» EXERCISE: Take the entries below and give them back exactly. Leave out nothing.

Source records

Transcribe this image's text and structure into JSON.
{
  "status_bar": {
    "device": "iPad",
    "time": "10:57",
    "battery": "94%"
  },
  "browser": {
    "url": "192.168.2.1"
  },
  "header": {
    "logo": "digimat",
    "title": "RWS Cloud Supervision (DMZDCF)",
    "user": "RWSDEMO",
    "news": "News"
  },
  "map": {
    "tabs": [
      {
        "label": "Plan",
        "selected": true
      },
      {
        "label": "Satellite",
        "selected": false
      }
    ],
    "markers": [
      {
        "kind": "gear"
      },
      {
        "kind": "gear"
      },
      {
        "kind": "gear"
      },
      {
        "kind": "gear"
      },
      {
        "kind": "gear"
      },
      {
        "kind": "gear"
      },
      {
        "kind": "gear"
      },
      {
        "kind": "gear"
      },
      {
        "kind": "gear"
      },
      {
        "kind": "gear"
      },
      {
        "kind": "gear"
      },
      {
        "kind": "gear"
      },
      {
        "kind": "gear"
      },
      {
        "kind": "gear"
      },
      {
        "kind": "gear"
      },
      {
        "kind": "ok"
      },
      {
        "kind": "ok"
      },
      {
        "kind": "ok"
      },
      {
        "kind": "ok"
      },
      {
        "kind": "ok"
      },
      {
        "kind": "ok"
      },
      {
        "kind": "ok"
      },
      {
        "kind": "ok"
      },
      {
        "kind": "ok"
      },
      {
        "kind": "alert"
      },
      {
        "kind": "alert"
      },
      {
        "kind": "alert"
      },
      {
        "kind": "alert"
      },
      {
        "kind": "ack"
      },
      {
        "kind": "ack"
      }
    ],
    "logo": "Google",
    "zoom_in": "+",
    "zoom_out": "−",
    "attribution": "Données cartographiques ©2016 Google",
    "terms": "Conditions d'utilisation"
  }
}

» RESULT FOR THIS EXERCISE:
Transcribe this image's text and structure into JSON.
{
  "status_bar": {
    "device": "iPad",
    "time": "10:57",
    "battery": "94%"
  },
  "browser": {
    "url": "192.168.2.1"
  },
  "header": {
    "logo": "digimat",
    "title": "RWS Cloud Supervision (DMZDCF)",
    "user": "RWSDEMO",
    "news": "News"
  },
  "map": {
    "tabs": [
      {
        "label": "Plan",
        "selected": true
      },
      {
        "label": "Satellite",
        "selected": false
      }
    ],
    "markers": [
      {
        "kind": "gear"
      },
      {
        "kind": "gear"
      },
      {
        "kind": "gear"
      },
      {
        "kind": "gear"
      },
      {
        "kind": "gear"
      },
      {
        "kind": "gear"
      },
      {
        "kind": "gear"
      },
      {
        "kind": "gear"
      },
      {
        "kind": "gear"
      },
      {
        "kind": "gear"
      },
      {
        "kind": "gear"
      },
      {
        "kind": "gear"
      },
      {
        "kind": "gear"
      },
      {
        "kind": "gear"
      },
      {
        "kind": "gear"
      },
      {
        "kind": "ok"
      },
      {
        "kind": "ok"
      },
      {
        "kind": "ok"
      },
      {
        "kind": "ok"
      },
      {
        "kind": "ok"
      },
      {
        "kind": "ok"
      },
      {
        "kind": "ok"
      },
      {
        "kind": "ok"
      },
      {
        "kind": "ok"
      },
      {
        "kind": "alert"
      },
      {
        "kind": "alert"
      },
      {
        "kind": "alert"
      },
      {
        "kind": "alert"
      },
      {
        "kind": "ack"
      },
      {
        "kind": "ack"
      }
    ],
    "logo": "Google",
    "zoom_in": "+",
    "zoom_out": "−",
    "attribution": "Données cartographiques ©2016 Google",
    "terms": "Conditions d'utilisation"
  }
}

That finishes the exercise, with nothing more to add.